Dr Brendan O’Reilly, a retired GP, has also had his BMA membership suspended until he provides ‘an acceptable written apology’ to four named BMA members, including Dr Vivienne Nathanson, head of the BMA science and ethics committee.
In a hearing held yesterday a BMA Council panel said they considered Dr O’Reilly’s language when describing his opposition to the BMA’s use of statistics on the risks of passive smoking in cars as ‘unacceptable’.
But Dr O’Reilly said he was being ‘harangued’ by the BMA for simply expressing a difference of opinion.
Dr O’Reilly spoke on the Jason Mohammed BBC Radio Wales show alongside Dr Sharon Blackford, chair of the Welsh Consultants Committee.
Among figures questioned by Dr O’Reilly was a statistic that children in cars are exposed to 23 times more toxins than people in a smoky bar.
In its determination, the BMA admitted it did, at a later stage, have to publicly revise some of the data in its briefing paper Smoking in Vehicles.

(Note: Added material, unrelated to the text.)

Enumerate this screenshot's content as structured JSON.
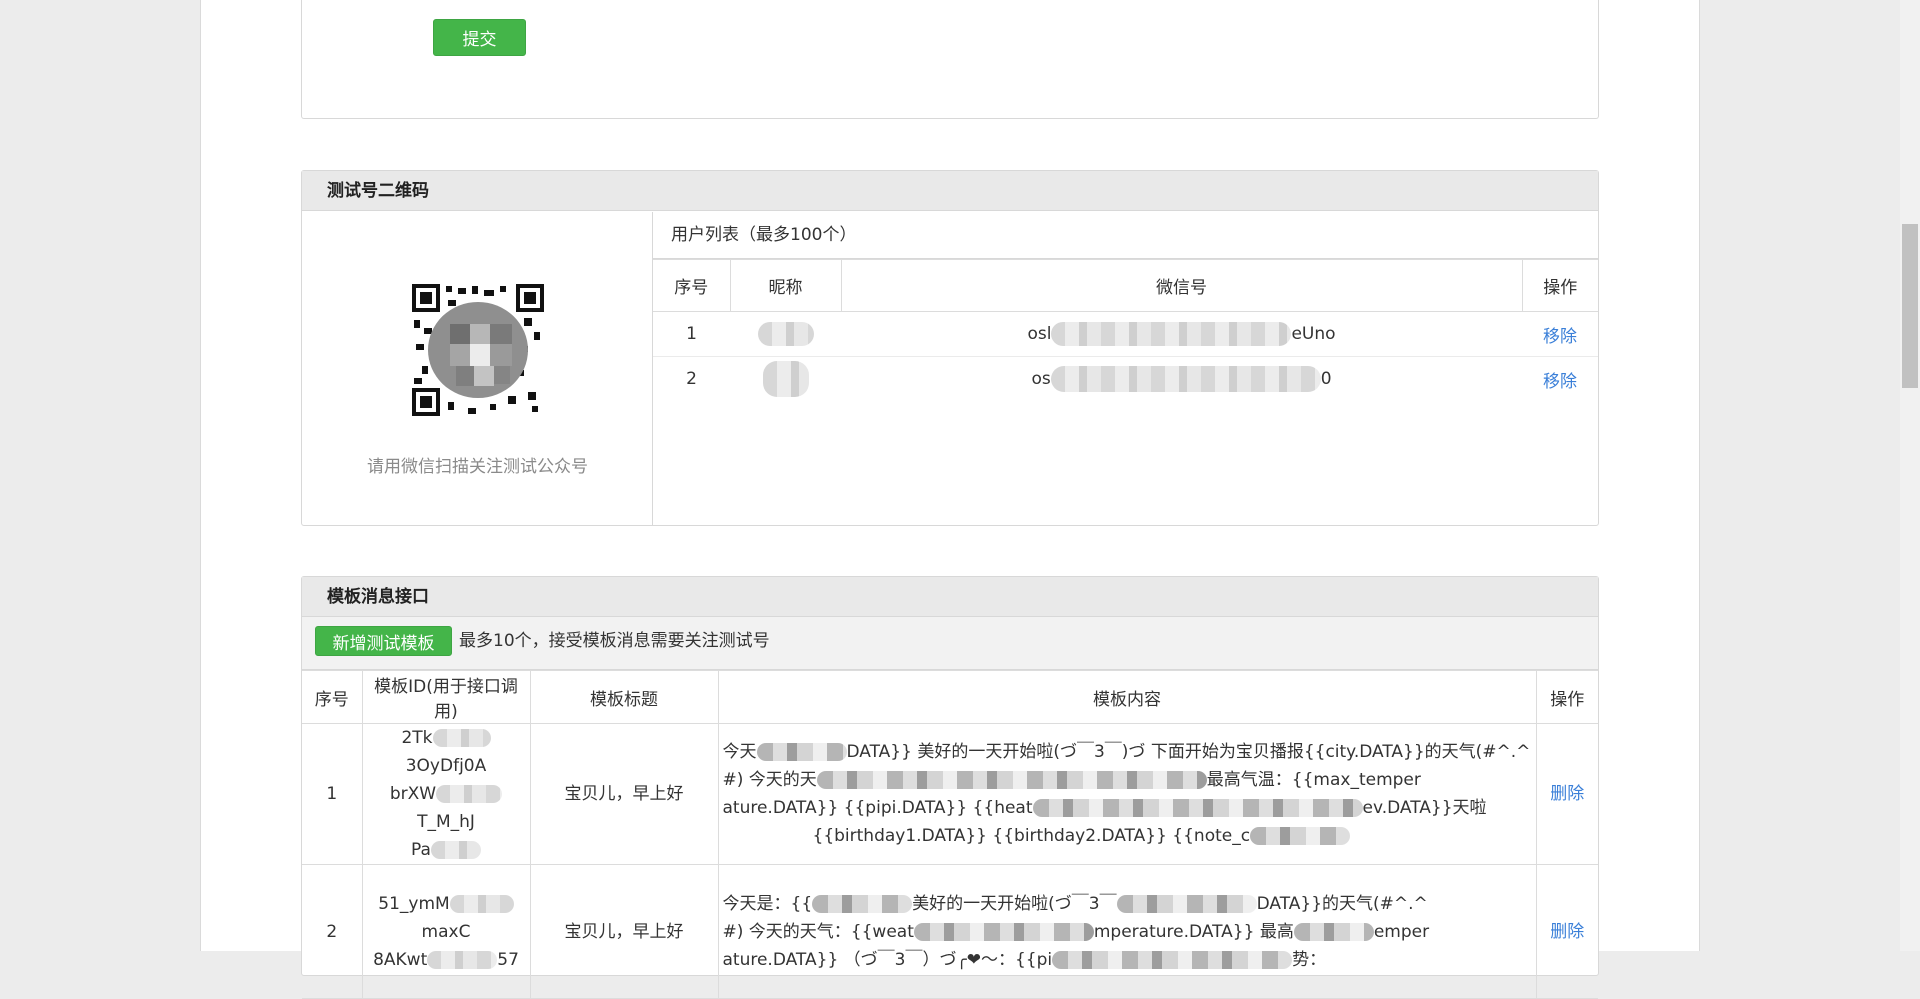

But it said Dr O’Reilly’s use of the term manipulation was ‘detrimental to the honour and interest of the BMA’.
The panel also said it found ‘unacceptable’ a comparison made by Dr O’Reilly between ‘the statement of Dr Vivienne Nathanson and the dossier that allegedly led to the Iraq War’.
The panel said in identifying himself as a member of BMA Wales Council he should have ‘conducted himself in accordance with the duties expected of a member’.
Dr O’Reilly, who did not attend the hearing, told Pulse he did not put himself forward in the media as a representative of the BMA and he believed that the public were being misled on the dangers of smoking in cars.
‘I would not have gone on the radio over something trivial,’ he said.
‘But no one listening to the show would have thought for a second I was representing the BMA.’
He did declare himself as a member of BMA Wales Council in order to be upfront, he said.
‘BMA members should be able to debate differences in opinion without being threatened or harangued for doing so,’ he added. ‘There is a massive issue here about free speech.’
A BMA spokesperson refused to discuss the case, but said: ‘The BMA has a procedure for dealing with alleged misconduct by members.
‘If, following a hearing, misconduct is proven, the panel has a wide range of powers including suspension from membership and/or offices held by a member.’